Task brief: Quote the whole listing word for word, please.

Extracted records:
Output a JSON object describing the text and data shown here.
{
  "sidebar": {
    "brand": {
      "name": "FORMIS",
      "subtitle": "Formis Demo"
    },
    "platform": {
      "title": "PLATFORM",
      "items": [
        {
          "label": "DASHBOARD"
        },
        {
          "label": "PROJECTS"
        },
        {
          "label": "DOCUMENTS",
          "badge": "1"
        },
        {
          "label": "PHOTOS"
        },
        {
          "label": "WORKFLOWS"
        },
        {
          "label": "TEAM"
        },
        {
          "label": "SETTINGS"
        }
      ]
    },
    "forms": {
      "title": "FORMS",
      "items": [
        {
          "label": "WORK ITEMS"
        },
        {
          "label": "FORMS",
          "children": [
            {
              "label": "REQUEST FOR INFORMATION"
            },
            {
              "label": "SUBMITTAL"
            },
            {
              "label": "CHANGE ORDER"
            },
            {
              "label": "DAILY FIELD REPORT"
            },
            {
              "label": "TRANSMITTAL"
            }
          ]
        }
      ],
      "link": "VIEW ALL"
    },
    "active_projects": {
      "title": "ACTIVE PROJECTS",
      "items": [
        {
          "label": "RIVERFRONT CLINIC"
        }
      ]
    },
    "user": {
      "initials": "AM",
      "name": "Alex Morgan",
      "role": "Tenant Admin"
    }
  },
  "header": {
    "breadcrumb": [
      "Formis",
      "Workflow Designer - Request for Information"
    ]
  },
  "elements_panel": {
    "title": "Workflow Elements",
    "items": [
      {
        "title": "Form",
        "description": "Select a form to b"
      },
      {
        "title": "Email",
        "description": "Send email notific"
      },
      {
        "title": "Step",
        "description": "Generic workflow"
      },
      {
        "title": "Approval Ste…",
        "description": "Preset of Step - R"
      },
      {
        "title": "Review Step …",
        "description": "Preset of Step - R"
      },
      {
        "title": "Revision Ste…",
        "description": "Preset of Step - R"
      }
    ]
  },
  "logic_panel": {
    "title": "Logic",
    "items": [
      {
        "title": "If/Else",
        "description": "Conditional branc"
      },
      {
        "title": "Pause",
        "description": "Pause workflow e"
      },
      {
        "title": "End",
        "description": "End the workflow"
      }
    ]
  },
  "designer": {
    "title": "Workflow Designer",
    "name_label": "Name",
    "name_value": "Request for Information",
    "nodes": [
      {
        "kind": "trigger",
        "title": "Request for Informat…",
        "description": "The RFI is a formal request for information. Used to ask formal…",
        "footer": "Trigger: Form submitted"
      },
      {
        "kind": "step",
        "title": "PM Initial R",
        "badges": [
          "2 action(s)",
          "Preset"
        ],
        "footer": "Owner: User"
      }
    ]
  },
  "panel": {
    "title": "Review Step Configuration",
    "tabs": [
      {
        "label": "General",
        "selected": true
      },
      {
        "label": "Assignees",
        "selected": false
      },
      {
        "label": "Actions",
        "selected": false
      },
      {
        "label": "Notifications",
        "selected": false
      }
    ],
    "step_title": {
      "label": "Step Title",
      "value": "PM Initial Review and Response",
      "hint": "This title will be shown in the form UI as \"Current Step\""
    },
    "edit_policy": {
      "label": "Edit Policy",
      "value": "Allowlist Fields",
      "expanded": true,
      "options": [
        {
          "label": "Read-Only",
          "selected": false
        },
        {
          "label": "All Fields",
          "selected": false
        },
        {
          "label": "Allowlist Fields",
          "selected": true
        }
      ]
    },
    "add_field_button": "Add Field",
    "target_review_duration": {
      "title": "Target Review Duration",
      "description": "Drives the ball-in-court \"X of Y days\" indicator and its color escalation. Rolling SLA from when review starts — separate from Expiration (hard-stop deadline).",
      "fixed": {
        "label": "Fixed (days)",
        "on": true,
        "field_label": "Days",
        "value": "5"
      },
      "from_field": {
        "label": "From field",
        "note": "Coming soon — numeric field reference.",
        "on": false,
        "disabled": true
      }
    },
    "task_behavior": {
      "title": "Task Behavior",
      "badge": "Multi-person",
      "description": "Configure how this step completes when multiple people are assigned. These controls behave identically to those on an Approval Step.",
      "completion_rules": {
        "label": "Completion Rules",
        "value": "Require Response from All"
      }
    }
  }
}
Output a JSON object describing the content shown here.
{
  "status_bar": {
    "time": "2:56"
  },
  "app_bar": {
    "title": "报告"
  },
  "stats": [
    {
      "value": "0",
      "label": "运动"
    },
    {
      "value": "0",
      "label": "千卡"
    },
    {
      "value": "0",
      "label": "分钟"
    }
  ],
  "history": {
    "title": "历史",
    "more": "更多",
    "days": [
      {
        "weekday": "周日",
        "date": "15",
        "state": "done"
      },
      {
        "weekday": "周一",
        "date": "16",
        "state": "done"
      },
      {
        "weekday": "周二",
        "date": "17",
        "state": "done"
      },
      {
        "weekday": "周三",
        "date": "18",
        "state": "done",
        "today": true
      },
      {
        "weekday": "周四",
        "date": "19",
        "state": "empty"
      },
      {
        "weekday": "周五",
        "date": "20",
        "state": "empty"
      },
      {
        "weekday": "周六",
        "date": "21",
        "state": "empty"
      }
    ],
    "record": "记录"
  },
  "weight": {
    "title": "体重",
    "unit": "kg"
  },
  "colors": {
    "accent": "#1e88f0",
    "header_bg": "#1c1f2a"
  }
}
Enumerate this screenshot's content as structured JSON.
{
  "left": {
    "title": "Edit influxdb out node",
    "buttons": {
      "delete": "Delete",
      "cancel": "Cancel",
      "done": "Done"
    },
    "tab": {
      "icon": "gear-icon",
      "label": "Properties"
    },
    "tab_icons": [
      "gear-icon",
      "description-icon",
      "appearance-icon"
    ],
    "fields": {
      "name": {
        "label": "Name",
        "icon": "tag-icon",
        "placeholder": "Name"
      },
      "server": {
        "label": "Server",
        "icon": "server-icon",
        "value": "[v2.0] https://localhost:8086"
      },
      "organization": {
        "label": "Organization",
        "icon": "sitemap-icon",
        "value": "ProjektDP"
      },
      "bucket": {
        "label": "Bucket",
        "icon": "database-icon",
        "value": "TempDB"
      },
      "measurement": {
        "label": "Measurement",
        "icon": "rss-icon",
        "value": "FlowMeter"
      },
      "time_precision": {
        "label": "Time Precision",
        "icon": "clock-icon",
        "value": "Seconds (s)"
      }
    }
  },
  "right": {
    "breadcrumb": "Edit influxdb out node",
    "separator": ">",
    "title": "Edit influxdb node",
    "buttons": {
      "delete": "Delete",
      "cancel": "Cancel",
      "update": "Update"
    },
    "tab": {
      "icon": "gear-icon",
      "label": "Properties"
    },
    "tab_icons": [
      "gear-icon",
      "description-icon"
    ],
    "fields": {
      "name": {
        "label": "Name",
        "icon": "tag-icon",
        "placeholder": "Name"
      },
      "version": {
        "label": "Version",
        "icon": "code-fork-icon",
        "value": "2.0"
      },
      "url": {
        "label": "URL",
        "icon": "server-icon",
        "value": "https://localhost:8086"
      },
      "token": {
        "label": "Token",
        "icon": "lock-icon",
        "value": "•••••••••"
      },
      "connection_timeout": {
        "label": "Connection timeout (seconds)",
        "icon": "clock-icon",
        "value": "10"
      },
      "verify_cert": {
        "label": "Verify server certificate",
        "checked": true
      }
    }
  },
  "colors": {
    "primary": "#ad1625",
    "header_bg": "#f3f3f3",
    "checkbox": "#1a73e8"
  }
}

Expected answer:
Output a JSON object describing the text and data shown here.
{
  "sidebar": {
    "brand": {
      "name": "FORMIS",
      "subtitle": "Formis Demo"
    },
    "platform": {
      "title": "PLATFORM",
      "items": [
        {
          "label": "DASHBOARD"
        },
        {
          "label": "PROJECTS"
        },
        {
          "label": "DOCUMENTS",
          "badge": "1"
        },
        {
          "label": "PHOTOS"
        },
        {
          "label": "WORKFLOWS"
        },
        {
          "label": "TEAM"
        },
        {
          "label": "SETTINGS"
        }
      ]
    },
    "forms": {
      "title": "FORMS",
      "items": [
        {
          "label": "WORK ITEMS"
        },
        {
          "label": "FORMS",
          "children": [
            {
              "label": "REQUEST FOR INFORMATION"
            },
            {
              "label": "SUBMITTAL"
            },
            {
              "label": "CHANGE ORDER"
            },
            {
              "label": "DAILY FIELD REPORT"
            },
            {
              "label": "TRANSMITTAL"
            }
          ]
        }
      ],
      "link": "VIEW ALL"
    },
    "active_projects": {
      "title": "ACTIVE PROJECTS",
      "items": [
        {
          "label": "RIVERFRONT CLINIC"
        }
      ]
    },
    "user": {
      "initials": "AM",
      "name": "Alex Morgan",
      "role": "Tenant Admin"
    }
  },
  "header": {
    "breadcrumb": [
      "Formis",
      "Workflow Designer - Request for Information"
    ]
  },
  "elements_panel": {
    "title": "Workflow Elements",
    "items": [
      {
        "title": "Form",
        "description": "Select a form to b"
      },
      {
        "title": "Email",
        "description": "Send email notific"
      },
      {
        "title": "Step",
        "description": "Generic workflow"
      },
      {
        "title": "Approval Ste…",
        "description": "Preset of Step - R"
      },
      {
        "title": "Review Step …",
        "description": "Preset of Step - R"
      },
      {
        "title": "Revision Ste…",
        "description": "Preset of Step - R"
      }
    ]
  },
  "logic_panel": {
    "title": "Logic",
    "items": [
      {
        "title": "If/Else",
        "description": "Conditional branc"
      },
      {
        "title": "Pause",
        "description": "Pause workflow e"
      },
      {
        "title": "End",
        "description": "End the workflow"
      }
    ]
  },
  "designer": {
    "title": "Workflow Designer",
    "name_label": "Name",
    "name_value": "Request for Information",
    "nodes": [
      {
        "kind": "trigger",
        "title": "Request for Informat…",
        "description": "The RFI is a formal request for information. Used to ask formal…",
        "footer": "Trigger: Form submitted"
      },
      {
        "kind": "step",
        "title": "PM Initial R",
        "badges": [
          "2 action(s)",
          "Preset"
        ],
        "footer": "Owner: User"
      }
    ]
  },
  "panel": {
    "title": "Review Step Configuration",
    "tabs": [
      {
        "label": "General",
        "selected": true
      },
      {
        "label": "Assignees",
        "selected": false
      },
      {
        "label": "Actions",
        "selected": false
      },
      {
        "label": "Notifications",
        "selected": false
      }
    ],
    "step_title": {
      "label": "Step Title",
      "value": "PM Initial Review and Response",
      "hint": "This title will be shown in the form UI as \"Current Step\""
    },
    "edit_policy": {
      "label": "Edit Policy",
      "value": "Allowlist Fields",
      "expanded": true,
      "options": [
        {
          "label": "Read-Only",
          "selected": false
        },
        {
          "label": "All Fields",
          "selected": false
        },
        {
          "label": "Allowlist Fields",
          "selected": true
        }
      ]
    },
    "add_field_button": "Add Field",
    "target_review_duration": {
      "title": "Target Review Duration",
      "description": "Drives the ball-in-court \"X of Y days\" indicator and its color escalation. Rolling SLA from when review starts — separate from Expiration (hard-stop deadline).",
      "fixed": {
        "label": "Fixed (days)",
        "on": true,
        "field_label": "Days",
        "value": "5"
      },
      "from_field": {
        "label": "From field",
        "note": "Coming soon — numeric field reference.",
        "on": false,
        "disabled": true
      }
    },
    "task_behavior": {
      "title": "Task Behavior",
      "badge": "Multi-person",
      "description": "Configure how this step completes when multiple people are assigned. These controls behave identically to those on an Approval Step.",
      "completion_rules": {
        "label": "Completion Rules",
        "value": "Require Response from All"
      }
    }
  }
}
Output a JSON object describing the content shown here.
{
  "status_bar": {
    "time": "2:56"
  },
  "app_bar": {
    "title": "报告"
  },
  "stats": [
    {
      "value": "0",
      "label": "运动"
    },
    {
      "value": "0",
      "label": "千卡"
    },
    {
      "value": "0",
      "label": "分钟"
    }
  ],
  "history": {
    "title": "历史",
    "more": "更多",
    "days": [
      {
        "weekday": "周日",
        "date": "15",
        "state": "done"
      },
      {
        "weekday": "周一",
        "date": "16",
        "state": "done"
      },
      {
        "weekday": "周二",
        "date": "17",
        "state": "done"
      },
      {
        "weekday": "周三",
        "date": "18",
        "state": "done",
        "today": true
      },
      {
        "weekday": "周四",
        "date": "19",
        "state": "empty"
      },
      {
        "weekday": "周五",
        "date": "20",
        "state": "empty"
      },
      {
        "weekday": "周六",
        "date": "21",
        "state": "empty"
      }
    ],
    "record": "记录"
  },
  "weight": {
    "title": "体重",
    "unit": "kg"
  },
  "colors": {
    "accent": "#1e88f0",
    "header_bg": "#1c1f2a"
  }
}
Enumerate this screenshot's content as structured JSON.
{
  "left": {
    "title": "Edit influxdb out node",
    "buttons": {
      "delete": "Delete",
      "cancel": "Cancel",
      "done": "Done"
    },
    "tab": {
      "icon": "gear-icon",
      "label": "Properties"
    },
    "tab_icons": [
      "gear-icon",
      "description-icon",
      "appearance-icon"
    ],
    "fields": {
      "name": {
        "label": "Name",
        "icon": "tag-icon",
        "placeholder": "Name"
      },
      "server": {
        "label": "Server",
        "icon": "server-icon",
        "value": "[v2.0] https://localhost:8086"
      },
      "organization": {
        "label": "Organization",
        "icon": "sitemap-icon",
        "value": "ProjektDP"
      },
      "bucket": {
        "label": "Bucket",
        "icon": "database-icon",
        "value": "TempDB"
      },
      "measurement": {
        "label": "Measurement",
        "icon": "rss-icon",
        "value": "FlowMeter"
      },
      "time_precision": {
        "label": "Time Precision",
        "icon": "clock-icon",
        "value": "Seconds (s)"
      }
    }
  },
  "right": {
    "breadcrumb": "Edit influxdb out node",
    "separator": ">",
    "title": "Edit influxdb node",
    "buttons": {
      "delete": "Delete",
      "cancel": "Cancel",
      "update": "Update"
    },
    "tab": {
      "icon": "gear-icon",
      "label": "Properties"
    },
    "tab_icons": [
      "gear-icon",
      "description-icon"
    ],
    "fields": {
      "name": {
        "label": "Name",
        "icon": "tag-icon",
        "placeholder": "Name"
      },
      "version": {
        "label": "Version",
        "icon": "code-fork-icon",
        "value": "2.0"
      },
      "url": {
        "label": "URL",
        "icon": "server-icon",
        "value": "https://localhost:8086"
      },
      "token": {
        "label": "Token",
        "icon": "lock-icon",
        "value": "•••••••••"
      },
      "connection_timeout": {
        "label": "Connection timeout (seconds)",
        "icon": "clock-icon",
        "value": "10"
      },
      "verify_cert": {
        "label": "Verify server certificate",
        "checked": true
      }
    }
  },
  "colors": {
    "primary": "#ad1625",
    "header_bg": "#f3f3f3",
    "checkbox": "#1a73e8"
  }
}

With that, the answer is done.